Lazhar Benhabhab pushes the National cash register back so I have a bit more space at the bar where I'm jammed between it and a pillar and then he gets me a big glass of orange juice.  Others are dining at the bar, having big plates of steak-frites that I see cost eight euros.  The place is full and so noisy you can't be sure music is playing, but it is, probably Stones.


The bar runs too close to the door, so that customers coming in have to climb over patrons before they can find a place to stand and lean over those sitting at the bar.  Nobody cares, everybody yaks.

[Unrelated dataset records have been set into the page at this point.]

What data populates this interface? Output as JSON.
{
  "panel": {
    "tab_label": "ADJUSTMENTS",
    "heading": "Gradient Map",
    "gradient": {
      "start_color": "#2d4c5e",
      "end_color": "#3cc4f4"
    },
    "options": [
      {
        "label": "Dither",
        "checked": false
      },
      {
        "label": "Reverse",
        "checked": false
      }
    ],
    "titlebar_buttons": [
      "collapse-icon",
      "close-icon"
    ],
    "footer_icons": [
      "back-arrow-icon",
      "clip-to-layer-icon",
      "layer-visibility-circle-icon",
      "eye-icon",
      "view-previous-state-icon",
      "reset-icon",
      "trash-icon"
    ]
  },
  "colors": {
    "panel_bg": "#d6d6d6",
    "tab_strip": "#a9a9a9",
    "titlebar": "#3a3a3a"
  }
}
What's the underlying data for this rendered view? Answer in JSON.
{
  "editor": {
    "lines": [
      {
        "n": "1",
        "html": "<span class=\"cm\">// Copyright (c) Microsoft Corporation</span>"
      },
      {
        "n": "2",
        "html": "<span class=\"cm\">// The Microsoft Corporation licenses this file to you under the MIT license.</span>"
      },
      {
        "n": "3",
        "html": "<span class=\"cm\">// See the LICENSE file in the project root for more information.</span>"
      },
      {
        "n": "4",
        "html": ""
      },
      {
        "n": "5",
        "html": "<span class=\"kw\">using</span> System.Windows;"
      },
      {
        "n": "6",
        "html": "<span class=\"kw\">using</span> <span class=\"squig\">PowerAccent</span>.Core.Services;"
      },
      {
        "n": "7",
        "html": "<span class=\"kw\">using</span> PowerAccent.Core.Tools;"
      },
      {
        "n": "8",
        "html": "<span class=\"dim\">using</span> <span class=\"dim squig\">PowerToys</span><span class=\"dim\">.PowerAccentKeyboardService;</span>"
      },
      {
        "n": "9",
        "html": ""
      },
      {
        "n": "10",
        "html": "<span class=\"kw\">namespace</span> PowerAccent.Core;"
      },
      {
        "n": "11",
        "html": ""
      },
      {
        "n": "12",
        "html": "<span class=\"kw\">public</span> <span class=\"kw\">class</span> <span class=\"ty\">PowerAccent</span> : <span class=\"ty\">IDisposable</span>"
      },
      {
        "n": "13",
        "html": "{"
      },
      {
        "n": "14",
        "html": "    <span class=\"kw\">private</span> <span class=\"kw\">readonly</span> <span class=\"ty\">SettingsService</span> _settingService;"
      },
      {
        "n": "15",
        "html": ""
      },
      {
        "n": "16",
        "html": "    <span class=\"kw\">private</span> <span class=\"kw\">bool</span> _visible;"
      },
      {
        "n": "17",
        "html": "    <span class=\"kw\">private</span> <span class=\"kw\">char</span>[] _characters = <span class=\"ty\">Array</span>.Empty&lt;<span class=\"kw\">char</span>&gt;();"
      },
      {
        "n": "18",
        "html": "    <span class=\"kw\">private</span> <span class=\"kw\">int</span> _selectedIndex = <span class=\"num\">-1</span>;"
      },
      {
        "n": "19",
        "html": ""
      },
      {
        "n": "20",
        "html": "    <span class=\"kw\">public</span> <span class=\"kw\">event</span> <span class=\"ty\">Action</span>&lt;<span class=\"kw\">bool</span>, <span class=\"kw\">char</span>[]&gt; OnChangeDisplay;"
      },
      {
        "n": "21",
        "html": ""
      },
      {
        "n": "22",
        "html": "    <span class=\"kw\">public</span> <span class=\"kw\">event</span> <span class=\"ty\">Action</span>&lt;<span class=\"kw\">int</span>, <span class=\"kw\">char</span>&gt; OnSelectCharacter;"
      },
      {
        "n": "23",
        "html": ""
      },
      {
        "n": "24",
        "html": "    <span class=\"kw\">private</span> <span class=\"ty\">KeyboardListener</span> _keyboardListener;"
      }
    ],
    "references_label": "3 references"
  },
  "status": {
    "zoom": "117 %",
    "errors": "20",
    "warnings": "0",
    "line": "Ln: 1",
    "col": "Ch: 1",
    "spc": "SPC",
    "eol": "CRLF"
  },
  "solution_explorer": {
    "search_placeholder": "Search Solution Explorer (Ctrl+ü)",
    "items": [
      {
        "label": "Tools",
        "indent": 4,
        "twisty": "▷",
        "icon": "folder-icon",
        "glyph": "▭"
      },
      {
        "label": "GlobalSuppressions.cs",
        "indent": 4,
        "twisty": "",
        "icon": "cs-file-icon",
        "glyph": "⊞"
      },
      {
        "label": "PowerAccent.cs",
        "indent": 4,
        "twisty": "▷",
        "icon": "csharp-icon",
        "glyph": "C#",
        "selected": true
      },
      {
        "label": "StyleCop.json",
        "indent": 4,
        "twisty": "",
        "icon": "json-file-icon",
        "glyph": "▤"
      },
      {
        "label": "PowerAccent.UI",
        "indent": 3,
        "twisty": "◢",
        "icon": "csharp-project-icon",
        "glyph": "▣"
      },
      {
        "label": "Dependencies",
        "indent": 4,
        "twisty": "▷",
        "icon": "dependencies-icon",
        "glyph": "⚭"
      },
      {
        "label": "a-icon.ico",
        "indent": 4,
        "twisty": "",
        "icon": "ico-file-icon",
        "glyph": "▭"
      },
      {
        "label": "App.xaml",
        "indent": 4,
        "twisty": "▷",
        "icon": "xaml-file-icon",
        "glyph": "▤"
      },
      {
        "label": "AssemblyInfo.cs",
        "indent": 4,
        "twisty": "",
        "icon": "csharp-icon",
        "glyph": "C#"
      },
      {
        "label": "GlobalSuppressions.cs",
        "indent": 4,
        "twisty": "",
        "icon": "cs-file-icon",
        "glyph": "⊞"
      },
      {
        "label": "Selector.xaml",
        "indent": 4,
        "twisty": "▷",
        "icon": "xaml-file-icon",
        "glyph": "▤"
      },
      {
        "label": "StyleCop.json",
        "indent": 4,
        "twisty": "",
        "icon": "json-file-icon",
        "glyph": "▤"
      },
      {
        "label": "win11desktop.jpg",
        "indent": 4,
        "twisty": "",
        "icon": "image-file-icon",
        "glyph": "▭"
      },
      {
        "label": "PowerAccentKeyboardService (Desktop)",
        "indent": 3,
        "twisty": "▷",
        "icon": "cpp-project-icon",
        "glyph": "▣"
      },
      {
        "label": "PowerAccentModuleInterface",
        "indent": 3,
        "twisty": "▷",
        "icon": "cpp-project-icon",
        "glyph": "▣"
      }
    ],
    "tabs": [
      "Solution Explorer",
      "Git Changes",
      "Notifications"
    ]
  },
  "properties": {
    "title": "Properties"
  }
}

There's a trio of tables out on the sidewalk too.  One has a couple with a dog.  The windows are open, the room is high with black beams up there, and a ceiling ventilator sweeps the smoke around, but it's a Paris place and everybody is with whoever they're with, so they are lively and not self-consciously cool.  This is not the snooty Quartier Latin; this is Montparnasse, where the mayor is interested in culture.  And hospitals.

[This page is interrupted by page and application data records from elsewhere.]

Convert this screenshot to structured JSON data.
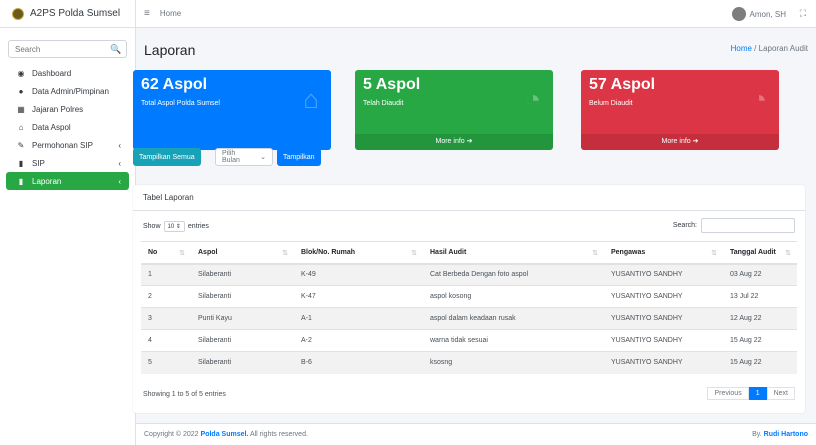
{
  "sidebar": {
    "brand": "A2PS Polda Sumsel",
    "search_placeholder": "Search",
    "items": [
      {
        "label": "Dashboard",
        "icon": "dashboard-icon",
        "glyph": "◉"
      },
      {
        "label": "Data Admin/Pimpinan",
        "icon": "user-icon",
        "glyph": "●"
      },
      {
        "label": "Jajaran Polres",
        "icon": "grid-icon",
        "glyph": "▦"
      },
      {
        "label": "Data Aspol",
        "icon": "home-icon",
        "glyph": "⌂"
      },
      {
        "label": "Permohonan SIP",
        "icon": "edit-icon",
        "glyph": "✎",
        "chevron": "‹"
      },
      {
        "label": "SIP",
        "icon": "file-icon",
        "glyph": "▮",
        "chevron": "‹"
      },
      {
        "label": "Laporan",
        "icon": "file-icon",
        "glyph": "▮",
        "chevron": "‹",
        "active": true
      }
    ]
  },
  "topbar": {
    "home": "Home",
    "user": "Amon, SH",
    "menu_icon": "≡",
    "expand_icon": "⛶"
  },
  "page": {
    "title": "Laporan",
    "crumb_home": "Home",
    "crumb_sep": " / ",
    "crumb_current": "Laporan Audit"
  },
  "boxes": [
    {
      "num": "62 Aspol",
      "label": "Total Aspol Polda Sumsel",
      "icon": "home-icon",
      "glyph": "⌂",
      "color": "#007bff"
    },
    {
      "num": "5 Aspol",
      "label": "Telah Diaudit",
      "icon": "pie-chart-icon",
      "glyph": "◔",
      "footer": "More info ➔",
      "color": "#28a745"
    },
    {
      "num": "57 Aspol",
      "label": "Belum Diaudit",
      "icon": "pie-chart-icon",
      "glyph": "◔",
      "footer": "More info ➔",
      "color": "#dc3545"
    }
  ],
  "controls": {
    "show_all": "Tampilkan Semua",
    "select_month": "Pilih Bulan",
    "show": "Tampilkan"
  },
  "table_card": {
    "title": "Tabel Laporan",
    "show_label": "Show",
    "entries_value": "10",
    "entries_label": "entries",
    "search_label": "Search:",
    "columns": [
      "No",
      "Aspol",
      "Blok/No. Rumah",
      "Hasil Audit",
      "Pengawas",
      "Tanggal Audit"
    ],
    "rows": [
      [
        "1",
        "Silaberanti",
        "K-49",
        "Cat Berbeda Dengan foto aspol",
        "YUSANTIYO SANDHY",
        "03 Aug 22"
      ],
      [
        "2",
        "Silaberanti",
        "K-47",
        "aspol kosong",
        "YUSANTIYO SANDHY",
        "13 Jul 22"
      ],
      [
        "3",
        "Punti Kayu",
        "A-1",
        "aspol dalam keadaan rusak",
        "YUSANTIYO SANDHY",
        "12 Aug 22"
      ],
      [
        "4",
        "Silaberanti",
        "A-2",
        "warna tidak sesuai",
        "YUSANTIYO SANDHY",
        "15 Aug 22"
      ],
      [
        "5",
        "Silaberanti",
        "B-6",
        "ksosng",
        "YUSANTIYO SANDHY",
        "15 Aug 22"
      ]
    ],
    "info": "Showing 1 to 5 of 5 entries",
    "prev": "Previous",
    "page": "1",
    "next": "Next"
  },
  "footer": {
    "copyright": "Copyright © 2022 ",
    "org": "Polda Sumsel.",
    "rights": " All rights reserved.",
    "by": "By. ",
    "author": "Rudi Hartono"
  }
}
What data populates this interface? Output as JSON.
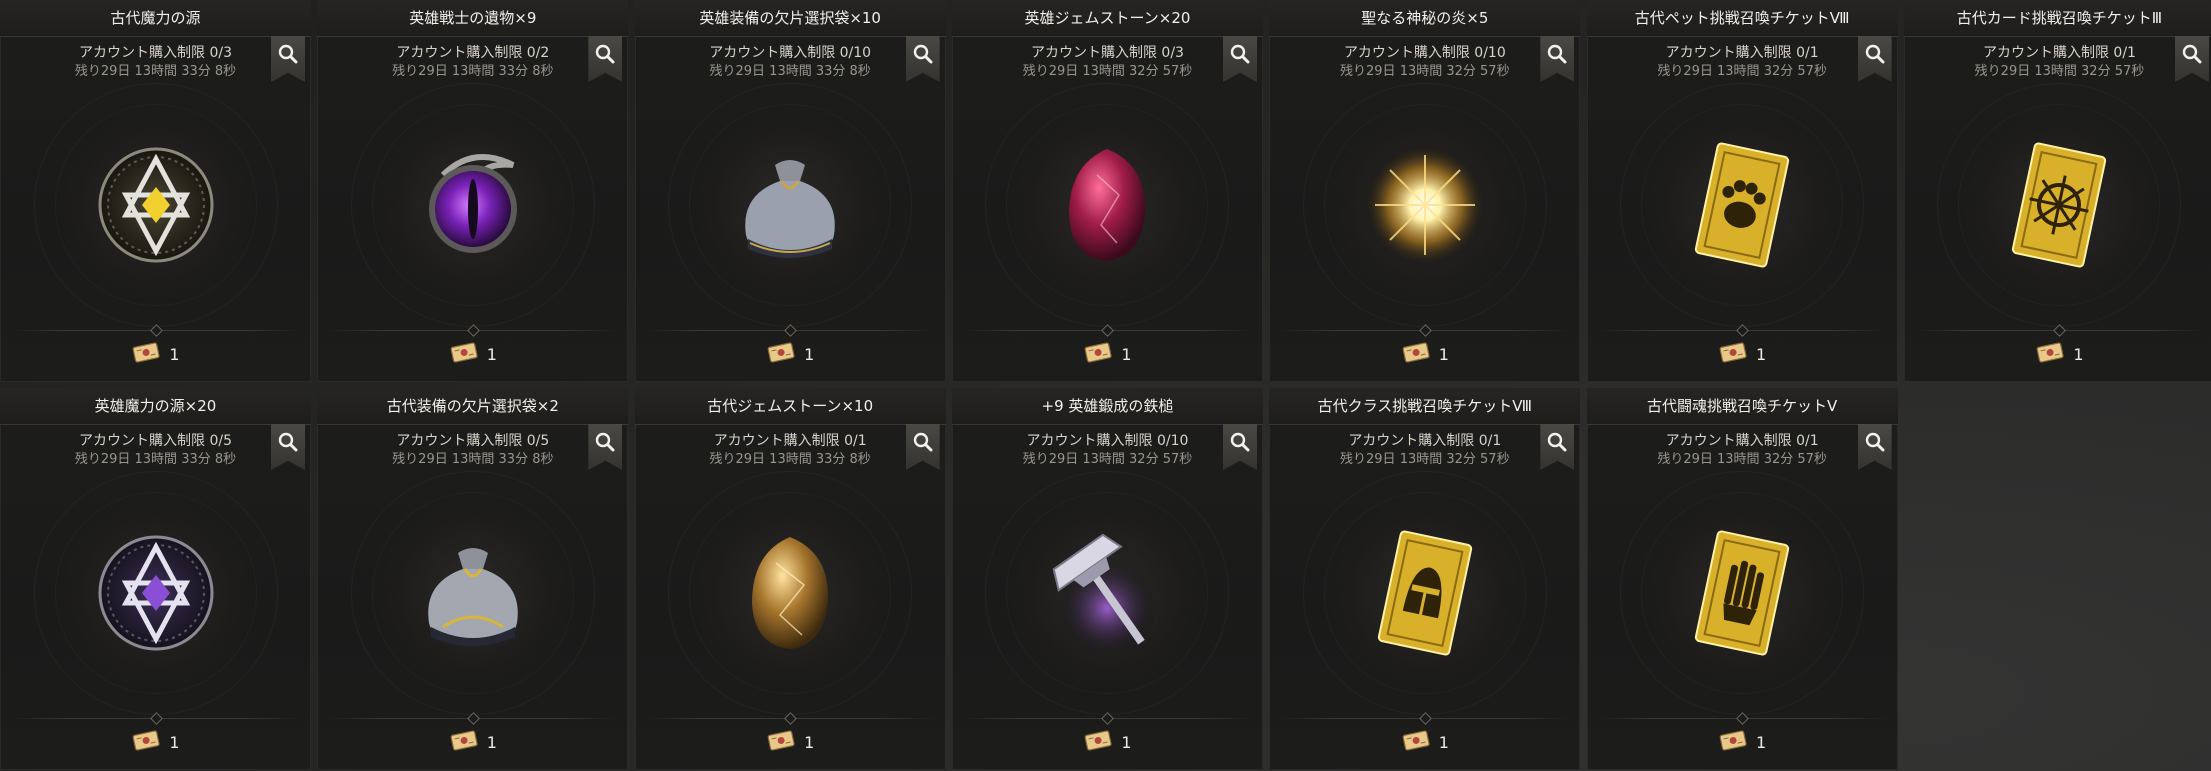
{
  "shop": {
    "items": [
      {
        "name": "古代魔力の源",
        "limit": "アカウント購入制限 0/3",
        "remaining": "残り29日 13時間 33分 8秒",
        "price": "1",
        "icon": "star-seal-gold-icon"
      },
      {
        "name": "英雄戦士の遺物×9",
        "limit": "アカウント購入制限 0/2",
        "remaining": "残り29日 13時間 33分 8秒",
        "price": "1",
        "icon": "dragon-eye-icon"
      },
      {
        "name": "英雄装備の欠片選択袋×10",
        "limit": "アカウント購入制限 0/10",
        "remaining": "残り29日 13時間 33分 8秒",
        "price": "1",
        "icon": "pouch-icon"
      },
      {
        "name": "英雄ジェムストーン×20",
        "limit": "アカウント購入制限 0/3",
        "remaining": "残り29日 13時間 32分 57秒",
        "price": "1",
        "icon": "red-gemstone-icon"
      },
      {
        "name": "聖なる神秘の炎×5",
        "limit": "アカウント購入制限 0/10",
        "remaining": "残り29日 13時間 32分 57秒",
        "price": "1",
        "icon": "holy-flame-icon"
      },
      {
        "name": "古代ペット挑戦召喚チケットⅧ",
        "limit": "アカウント購入制限 0/1",
        "remaining": "残り29日 13時間 32分 57秒",
        "price": "1",
        "icon": "pet-ticket-icon"
      },
      {
        "name": "古代カード挑戦召喚チケットⅢ",
        "limit": "アカウント購入制限 0/1",
        "remaining": "残り29日 13時間 32分 57秒",
        "price": "1",
        "icon": "card-ticket-icon"
      },
      {
        "name": "英雄魔力の源×20",
        "limit": "アカウント購入制限 0/5",
        "remaining": "残り29日 13時間 33分 8秒",
        "price": "1",
        "icon": "star-seal-purple-icon"
      },
      {
        "name": "古代装備の欠片選択袋×2",
        "limit": "アカウント購入制限 0/5",
        "remaining": "残り29日 13時間 33分 8秒",
        "price": "1",
        "icon": "pouch-gold-icon"
      },
      {
        "name": "古代ジェムストーン×10",
        "limit": "アカウント購入制限 0/1",
        "remaining": "残り29日 13時間 33分 8秒",
        "price": "1",
        "icon": "gold-gemstone-icon"
      },
      {
        "name": "+9 英雄鍛成の鉄槌",
        "limit": "アカウント購入制限 0/10",
        "remaining": "残り29日 13時間 32分 57秒",
        "price": "1",
        "icon": "forging-hammer-icon"
      },
      {
        "name": "古代クラス挑戦召喚チケットⅧ",
        "limit": "アカウント購入制限 0/1",
        "remaining": "残り29日 13時間 32分 57秒",
        "price": "1",
        "icon": "class-ticket-icon"
      },
      {
        "name": "古代闘魂挑戦召喚チケットⅤ",
        "limit": "アカウント購入制限 0/1",
        "remaining": "残り29日 13時間 32分 57秒",
        "price": "1",
        "icon": "spirit-ticket-icon"
      }
    ]
  },
  "colors": {
    "title_text": "#f2f0ea",
    "limit_text": "#d7d3c9",
    "timer_text": "#9a968e",
    "gold": "#d9b53a"
  }
}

Smoke in Montparnasse - Rue Delambre

Smoke in Montparnasse - Rue Delambre

This is not the snooty Quartier Latin. 
This is Montparnasse.

Montparnasse, August 2005

Montparnasse, August 2005

Montparnasse, August 2005

St. Andre - August 2005

Photos and Text Copyright © 2005 – Ric Erickson, MetropoleParis




Editor's Note:


From l'Agence France-Presse (AFP) by way of The Tocqueville Connection


Smoking To Be Banned On All French Trains By Year's End 

Initially posted Monday, 15 August 2005 10:44:00 GMT


Short form?  No smoking cars on the TGV any longer.  Drat.


From Caterer & Hotelkeeper (UK) -

France to vote on total smoking ban

(15 August 2005 10:51)


France is the latest country to move closer to a full smoking ban in public places.


The bill, which is supported by 60 National Assembly lawmakers, is intended to stub out smoking in the country's pubs, restaurants and bars. It will be voted on by France's parliament this autumn.


France would be the sixth country in Europe to bring in a blanket ban, after Italy, Ireland, Malta, Norway and Sweden.  "We need to move forward in our fight against the public scourge of tobacco," said Yves Bur, deputy of the ruling Conservative UMP party.


But the law is expected to face stiff opposition in a country where half the population of 15- to 24-year-olds smoke and some operators see smoking as integral to the country's café culture.


"There will be opposition - maybe not from French smokers but from MPs and tobacco producers," said a spokeswoman for the French Committee against Tobacco. "But we hope [the law] will be implemented quickly." 


What do the French think?  Caterer & Hotelkeeper asks some French folks in London -


Raymond Blanc, chef-patron, Le Manoir aux Quat'Saisons, Oxfordshire

"The French are very good at making rules but they're also good at breaking them. I don't think it will be followed and will be very difficult to enforce. In rural France it will be harder, because there's such an old tradition of having a fag in the local café."


Philipe Lhermitte, general manager, Mon Plaisir restaurant, Covent Garden, London

"The French like to complain and strike about things, but they'll have to accept it. Europe is going the way of America, where everyone is suing each other and businesses are afraid of the consequences."


Pierre Stock, restaurant manager, Racine, London SW3

"I can understand banning smoking in restaurants but I don't think it will be a good idea in bars. A huge amount of people smoke in France and it is part of the culture. It's routine for a certain section of French society, so I can't see [a ban] happening very soon."


Jean Chaib, head chef and proprietor, Morel restaurant, Clapham, London

"They'll take it harder in France than they will here. The young people might respect it, but not the old. It will be particularly hard in the cafés but it will have to happen one day."





Copyright © 2003, 2004, 2005, 2006 - Alan M. Pavlik
The inclusion of any text from others is quotation
for the purpose of illustration and commentary,
as permitted by the fair use doctrine of U.S. copyright law. 
See the Details page for the relevant citation.

This issue updated and published on...

Paris readers add nine hours....